Long ago in ancient Japan, lived a devout Shinto monk. He lived a simple life but was often distracted in his prayers by the hustle and bustle of the city...he felt as if his neighbors and friends were polluting his soul. One day he decided to undergo a Harai, a purification ritual that would cleanse his body and mind….He set off on a long and dangerous journey to a mountain shrine, which took many days..but he was glad for the peace and solitude it gave him. After returning home, the peace he found was so great that he wanted to hold onto it for as long as possible, and so he continued to do the pilgrimage another 99 times. He would walk alone on his journey to the mountains, ignoring every distraction in his quest for balance.
Rain, storm, or shine; he made the long journey. Eventually, his devotion and practice began to reveal the world of the Kami. The man was able to see and understand the spirits and spiritual essence of all things, like the wind and the rocks...
One day a man decided to question the choices he had made in his life up to that point and thought to himself, “what is the origin of decision?

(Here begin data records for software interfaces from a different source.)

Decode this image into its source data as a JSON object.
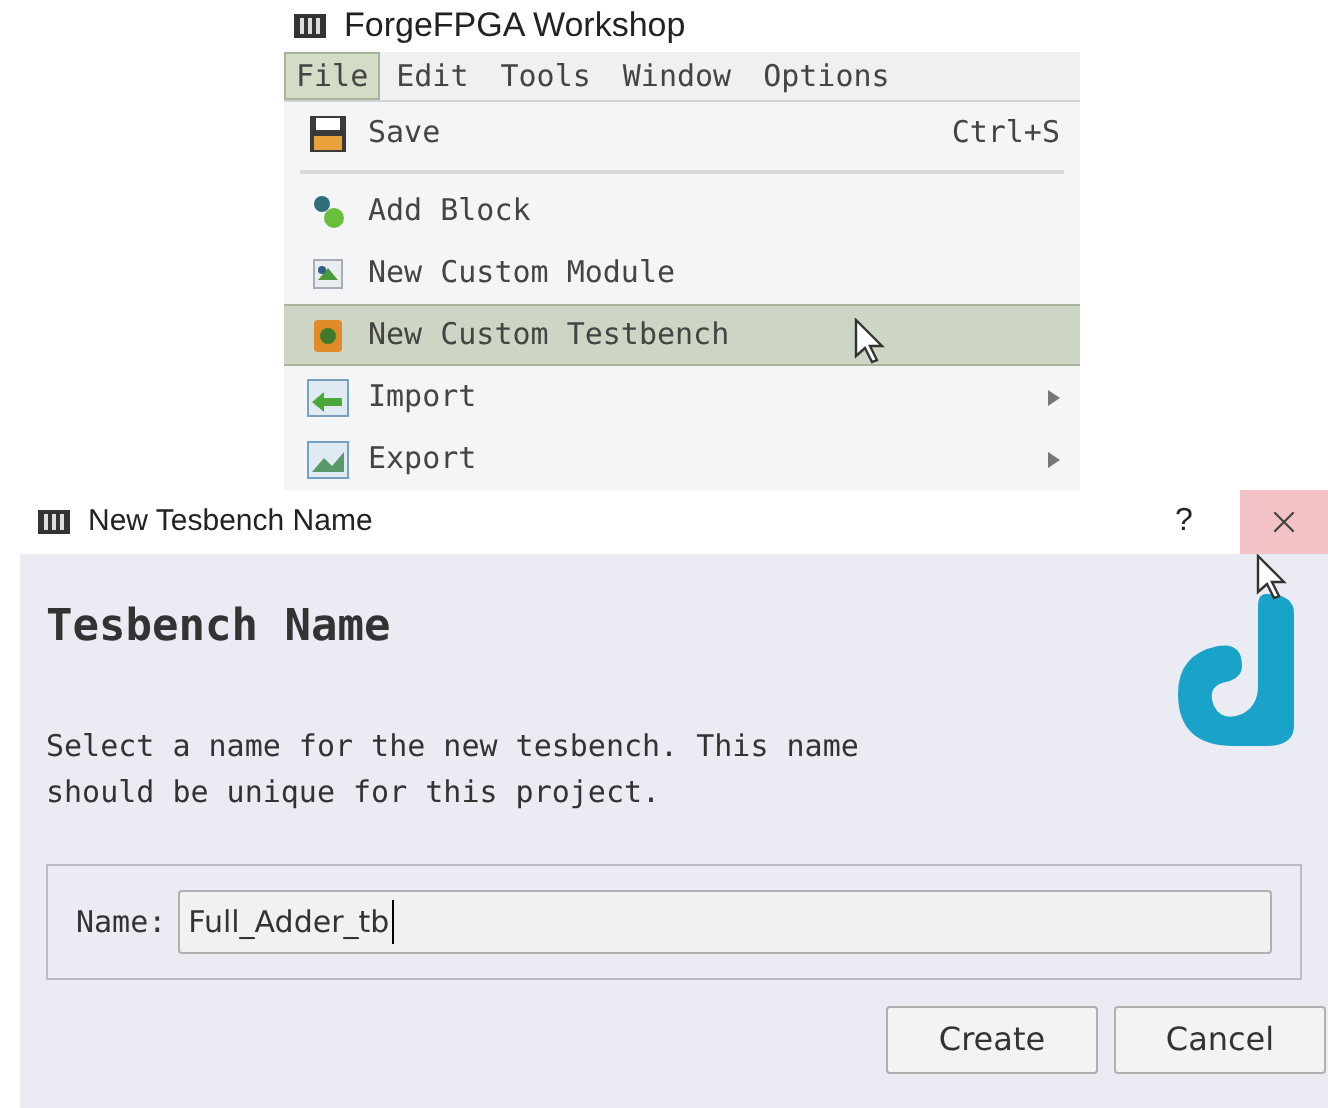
{
  "app_window": {
    "title": "ForgeFPGA Workshop",
    "menu_bar": [
      {
        "label": "File",
        "selected": true
      },
      {
        "label": "Edit",
        "selected": false
      },
      {
        "label": "Tools",
        "selected": false
      },
      {
        "label": "Window",
        "selected": false
      },
      {
        "label": "Options",
        "selected": false
      }
    ],
    "file_menu": [
      {
        "kind": "item",
        "label": "Save",
        "shortcut": "Ctrl+S",
        "selected": false,
        "has_submenu": false
      },
      {
        "kind": "separator"
      },
      {
        "kind": "item",
        "label": "Add Block",
        "selected": false,
        "has_submenu": false
      },
      {
        "kind": "item",
        "label": "New Custom Module",
        "selected": false,
        "has_submenu": false
      },
      {
        "kind": "item",
        "label": "New Custom Testbench",
        "selected": true,
        "has_submenu": false
      },
      {
        "kind": "item",
        "label": "Import",
        "selected": false,
        "has_submenu": true
      },
      {
        "kind": "item",
        "label": "Export",
        "selected": false,
        "has_submenu": true
      }
    ]
  },
  "dialog": {
    "title": "New Tesbench Name",
    "help": "?",
    "close_hovered": true,
    "heading": "Tesbench Name",
    "description": "Select a name for the new tesbench. This name should be unique for this project.",
    "name_field": {
      "label": "Name:",
      "value": "Full_Adder_tb"
    },
    "buttons": [
      "Create",
      "Cancel"
    ]
  }
}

Why do we decide things one way or another, and what determines that choice?” To discover this noble truth, he set off on a journey worldwide to find the answer to his question.
Like the prophets of the Abrahamic faiths, he began his travels in Jerusalem. Since it was often considered the center of the world and a meeting place of major modern religions, he deemed it a fitting place to start. On his way up the Via Dolorosa, however, he came across an elderly Asian man. The man resembled an old Taoist sage, the likes of which hadn’t been seen for a long time. The Sage sensed the young man’s gaze upon him and said, “For thousands of years my people have been making careful observations of the stars and planets and our universe as a whole”
The young man, impressed, nodded and began to ask, “Oh Great...
A holy man was having a conversation with God one day and said, ‘ God, I would like to know what Heaven and Hell are like.’ God led the holy man to two doors.. He opened one of the doors, and the righteous man looked in. In the middle of the room was a large round table. The table's center was a large pot of stew, which smelled delicious and made the holy man’s mouth water.
The people sitting around the table were thin and sickly. They appeared to be famished.. They were holding spoons with very long handles strapped to their arms, and each found it possible to reach into the pot of stew and take a spoonful. But because the handle was longer than their arms, they could not get the spoons back into their mouths. The holy man shuddered at the sight of their misery and suffering.
God said, ‘You have seen Hell.’ They went to the next room and opened the door. It was precisely the same as the first one. The large round table with the large pot of stew made...